PROBLEM TO WORK ON |
In full and without change, retype the records.

THE DATA |
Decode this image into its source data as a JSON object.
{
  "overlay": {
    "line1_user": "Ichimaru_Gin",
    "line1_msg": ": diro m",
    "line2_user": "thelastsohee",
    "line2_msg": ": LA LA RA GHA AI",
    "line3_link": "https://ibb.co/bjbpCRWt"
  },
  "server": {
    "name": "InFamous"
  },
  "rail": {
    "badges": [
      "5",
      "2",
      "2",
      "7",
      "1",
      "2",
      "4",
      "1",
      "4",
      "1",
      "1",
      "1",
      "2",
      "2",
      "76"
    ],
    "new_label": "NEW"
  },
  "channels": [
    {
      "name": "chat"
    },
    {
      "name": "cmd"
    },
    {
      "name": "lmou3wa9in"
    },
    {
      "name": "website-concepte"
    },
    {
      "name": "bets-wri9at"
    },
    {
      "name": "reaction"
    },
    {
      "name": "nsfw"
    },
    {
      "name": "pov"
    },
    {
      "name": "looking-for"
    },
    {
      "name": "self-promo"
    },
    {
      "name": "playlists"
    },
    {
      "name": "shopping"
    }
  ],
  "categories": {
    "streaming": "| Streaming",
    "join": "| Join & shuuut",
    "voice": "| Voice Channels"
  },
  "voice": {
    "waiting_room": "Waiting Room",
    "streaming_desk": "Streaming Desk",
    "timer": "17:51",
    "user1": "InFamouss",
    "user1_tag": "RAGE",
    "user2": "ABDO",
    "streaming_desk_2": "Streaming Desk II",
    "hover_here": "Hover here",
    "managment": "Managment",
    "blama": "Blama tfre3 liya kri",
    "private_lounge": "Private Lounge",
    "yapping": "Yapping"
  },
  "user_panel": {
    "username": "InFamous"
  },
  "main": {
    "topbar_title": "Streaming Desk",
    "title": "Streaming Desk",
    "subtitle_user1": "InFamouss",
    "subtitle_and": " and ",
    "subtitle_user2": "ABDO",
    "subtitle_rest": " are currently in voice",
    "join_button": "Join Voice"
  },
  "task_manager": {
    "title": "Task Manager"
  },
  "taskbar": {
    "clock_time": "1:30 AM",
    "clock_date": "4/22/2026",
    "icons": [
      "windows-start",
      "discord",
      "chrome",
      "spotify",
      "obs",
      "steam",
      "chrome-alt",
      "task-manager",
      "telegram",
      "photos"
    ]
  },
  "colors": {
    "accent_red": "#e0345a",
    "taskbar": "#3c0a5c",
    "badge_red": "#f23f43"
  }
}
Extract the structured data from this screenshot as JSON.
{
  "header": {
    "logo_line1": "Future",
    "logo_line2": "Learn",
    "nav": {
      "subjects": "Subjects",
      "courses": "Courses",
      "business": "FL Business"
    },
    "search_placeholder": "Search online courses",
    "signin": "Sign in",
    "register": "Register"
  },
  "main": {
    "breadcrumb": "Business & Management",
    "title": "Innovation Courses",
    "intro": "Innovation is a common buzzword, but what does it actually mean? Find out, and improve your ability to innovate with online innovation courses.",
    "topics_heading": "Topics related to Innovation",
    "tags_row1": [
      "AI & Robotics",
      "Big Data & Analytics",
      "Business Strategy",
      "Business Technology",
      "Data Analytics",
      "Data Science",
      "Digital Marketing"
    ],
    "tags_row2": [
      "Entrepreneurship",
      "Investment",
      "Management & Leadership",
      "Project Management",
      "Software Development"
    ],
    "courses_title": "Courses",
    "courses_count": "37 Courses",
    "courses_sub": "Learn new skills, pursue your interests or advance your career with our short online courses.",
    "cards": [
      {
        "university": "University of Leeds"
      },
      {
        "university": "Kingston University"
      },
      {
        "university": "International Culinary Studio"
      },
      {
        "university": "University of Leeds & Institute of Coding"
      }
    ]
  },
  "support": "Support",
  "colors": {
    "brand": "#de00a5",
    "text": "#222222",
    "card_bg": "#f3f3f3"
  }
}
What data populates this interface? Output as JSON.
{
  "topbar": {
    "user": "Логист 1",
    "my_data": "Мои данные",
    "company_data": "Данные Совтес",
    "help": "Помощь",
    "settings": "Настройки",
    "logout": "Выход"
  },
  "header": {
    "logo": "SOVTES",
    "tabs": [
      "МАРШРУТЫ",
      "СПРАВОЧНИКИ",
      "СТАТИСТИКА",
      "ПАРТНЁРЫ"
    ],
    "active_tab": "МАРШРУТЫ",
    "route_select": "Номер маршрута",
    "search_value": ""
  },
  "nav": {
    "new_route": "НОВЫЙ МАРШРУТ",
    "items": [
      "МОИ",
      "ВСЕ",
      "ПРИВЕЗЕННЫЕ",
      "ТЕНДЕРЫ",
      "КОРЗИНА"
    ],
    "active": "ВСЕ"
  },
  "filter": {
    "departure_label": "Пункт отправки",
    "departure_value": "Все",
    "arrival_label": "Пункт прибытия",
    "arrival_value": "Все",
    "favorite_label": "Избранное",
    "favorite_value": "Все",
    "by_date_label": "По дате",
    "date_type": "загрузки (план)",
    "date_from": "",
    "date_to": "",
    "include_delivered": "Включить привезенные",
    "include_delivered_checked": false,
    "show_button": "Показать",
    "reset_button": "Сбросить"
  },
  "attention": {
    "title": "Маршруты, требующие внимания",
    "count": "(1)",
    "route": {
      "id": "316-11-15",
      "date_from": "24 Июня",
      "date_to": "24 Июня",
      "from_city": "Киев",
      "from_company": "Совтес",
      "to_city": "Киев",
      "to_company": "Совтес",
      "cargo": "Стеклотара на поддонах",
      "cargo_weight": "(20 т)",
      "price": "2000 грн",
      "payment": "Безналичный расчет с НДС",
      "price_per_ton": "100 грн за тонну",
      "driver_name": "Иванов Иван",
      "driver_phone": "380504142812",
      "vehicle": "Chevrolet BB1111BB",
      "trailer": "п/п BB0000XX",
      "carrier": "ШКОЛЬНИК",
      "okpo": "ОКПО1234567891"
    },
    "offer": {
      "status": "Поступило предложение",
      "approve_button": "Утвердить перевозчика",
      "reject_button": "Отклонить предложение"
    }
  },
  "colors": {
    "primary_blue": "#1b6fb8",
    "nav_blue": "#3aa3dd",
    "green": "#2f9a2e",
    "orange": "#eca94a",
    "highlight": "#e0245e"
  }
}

RESPONSE |
Decode this image into its source data as a JSON object.
{
  "overlay": {
    "line1_user": "Ichimaru_Gin",
    "line1_msg": ": diro m",
    "line2_user": "thelastsohee",
    "line2_msg": ": LA LA RA GHA AI",
    "line3_link": "https://ibb.co/bjbpCRWt"
  },
  "server": {
    "name": "InFamous"
  },
  "rail": {
    "badges": [
      "5",
      "2",
      "2",
      "7",
      "1",
      "2",
      "4",
      "1",
      "4",
      "1",
      "1",
      "1",
      "2",
      "2",
      "76"
    ],
    "new_label": "NEW"
  },
  "channels": [
    {
      "name": "chat"
    },
    {
      "name": "cmd"
    },
    {
      "name": "lmou3wa9in"
    },
    {
      "name": "website-concepte"
    },
    {
      "name": "bets-wri9at"
    },
    {
      "name": "reaction"
    },
    {
      "name": "nsfw"
    },
    {
      "name": "pov"
    },
    {
      "name": "looking-for"
    },
    {
      "name": "self-promo"
    },
    {
      "name": "playlists"
    },
    {
      "name": "shopping"
    }
  ],
  "categories": {
    "streaming": "| Streaming",
    "join": "| Join & shuuut",
    "voice": "| Voice Channels"
  },
  "voice": {
    "waiting_room": "Waiting Room",
    "streaming_desk": "Streaming Desk",
    "timer": "17:51",
    "user1": "InFamouss",
    "user1_tag": "RAGE",
    "user2": "ABDO",
    "streaming_desk_2": "Streaming Desk II",
    "hover_here": "Hover here",
    "managment": "Managment",
    "blama": "Blama tfre3 liya kri",
    "private_lounge": "Private Lounge",
    "yapping": "Yapping"
  },
  "user_panel": {
    "username": "InFamous"
  },
  "main": {
    "topbar_title": "Streaming Desk",
    "title": "Streaming Desk",
    "subtitle_user1": "InFamouss",
    "subtitle_and": " and ",
    "subtitle_user2": "ABDO",
    "subtitle_rest": " are currently in voice",
    "join_button": "Join Voice"
  },
  "task_manager": {
    "title": "Task Manager"
  },
  "taskbar": {
    "clock_time": "1:30 AM",
    "clock_date": "4/22/2026",
    "icons": [
      "windows-start",
      "discord",
      "chrome",
      "spotify",
      "obs",
      "steam",
      "chrome-alt",
      "task-manager",
      "telegram",
      "photos"
    ]
  },
  "colors": {
    "accent_red": "#e0345a",
    "taskbar": "#3c0a5c",
    "badge_red": "#f23f43"
  }
}
Extract the structured data from this screenshot as JSON.
{
  "header": {
    "logo_line1": "Future",
    "logo_line2": "Learn",
    "nav": {
      "subjects": "Subjects",
      "courses": "Courses",
      "business": "FL Business"
    },
    "search_placeholder": "Search online courses",
    "signin": "Sign in",
    "register": "Register"
  },
  "main": {
    "breadcrumb": "Business & Management",
    "title": "Innovation Courses",
    "intro": "Innovation is a common buzzword, but what does it actually mean? Find out, and improve your ability to innovate with online innovation courses.",
    "topics_heading": "Topics related to Innovation",
    "tags_row1": [
      "AI & Robotics",
      "Big Data & Analytics",
      "Business Strategy",
      "Business Technology",
      "Data Analytics",
      "Data Science",
      "Digital Marketing"
    ],
    "tags_row2": [
      "Entrepreneurship",
      "Investment",
      "Management & Leadership",
      "Project Management",
      "Software Development"
    ],
    "courses_title": "Courses",
    "courses_count": "37 Courses",
    "courses_sub": "Learn new skills, pursue your interests or advance your career with our short online courses.",
    "cards": [
      {
        "university": "University of Leeds"
      },
      {
        "university": "Kingston University"
      },
      {
        "university": "International Culinary Studio"
      },
      {
        "university": "University of Leeds & Institute of Coding"
      }
    ]
  },
  "support": "Support",
  "colors": {
    "brand": "#de00a5",
    "text": "#222222",
    "card_bg": "#f3f3f3"
  }
}
What data populates this interface? Output as JSON.
{
  "topbar": {
    "user": "Логист 1",
    "my_data": "Мои данные",
    "company_data": "Данные Совтес",
    "help": "Помощь",
    "settings": "Настройки",
    "logout": "Выход"
  },
  "header": {
    "logo": "SOVTES",
    "tabs": [
      "МАРШРУТЫ",
      "СПРАВОЧНИКИ",
      "СТАТИСТИКА",
      "ПАРТНЁРЫ"
    ],
    "active_tab": "МАРШРУТЫ",
    "route_select": "Номер маршрута",
    "search_value": ""
  },
  "nav": {
    "new_route": "НОВЫЙ МАРШРУТ",
    "items": [
      "МОИ",
      "ВСЕ",
      "ПРИВЕЗЕННЫЕ",
      "ТЕНДЕРЫ",
      "КОРЗИНА"
    ],
    "active": "ВСЕ"
  },
  "filter": {
    "departure_label": "Пункт отправки",
    "departure_value": "Все",
    "arrival_label": "Пункт прибытия",
    "arrival_value": "Все",
    "favorite_label": "Избранное",
    "favorite_value": "Все",
    "by_date_label": "По дате",
    "date_type": "загрузки (план)",
    "date_from": "",
    "date_to": "",
    "include_delivered": "Включить привезенные",
    "include_delivered_checked": false,
    "show_button": "Показать",
    "reset_button": "Сбросить"
  },
  "attention": {
    "title": "Маршруты, требующие внимания",
    "count": "(1)",
    "route": {
      "id": "316-11-15",
      "date_from": "24 Июня",
      "date_to": "24 Июня",
      "from_city": "Киев",
      "from_company": "Совтес",
      "to_city": "Киев",
      "to_company": "Совтес",
      "cargo": "Стеклотара на поддонах",
      "cargo_weight": "(20 т)",
      "price": "2000 грн",
      "payment": "Безналичный расчет с НДС",
      "price_per_ton": "100 грн за тонну",
      "driver_name": "Иванов Иван",
      "driver_phone": "380504142812",
      "vehicle": "Chevrolet BB1111BB",
      "trailer": "п/п BB0000XX",
      "carrier": "ШКОЛЬНИК",
      "okpo": "ОКПО1234567891"
    },
    "offer": {
      "status": "Поступило предложение",
      "approve_button": "Утвердить перевозчика",
      "reject_button": "Отклонить предложение"
    }
  },
  "colors": {
    "primary_blue": "#1b6fb8",
    "nav_blue": "#3aa3dd",
    "green": "#2f9a2e",
    "orange": "#eca94a",
    "highlight": "#e0245e"
  }
}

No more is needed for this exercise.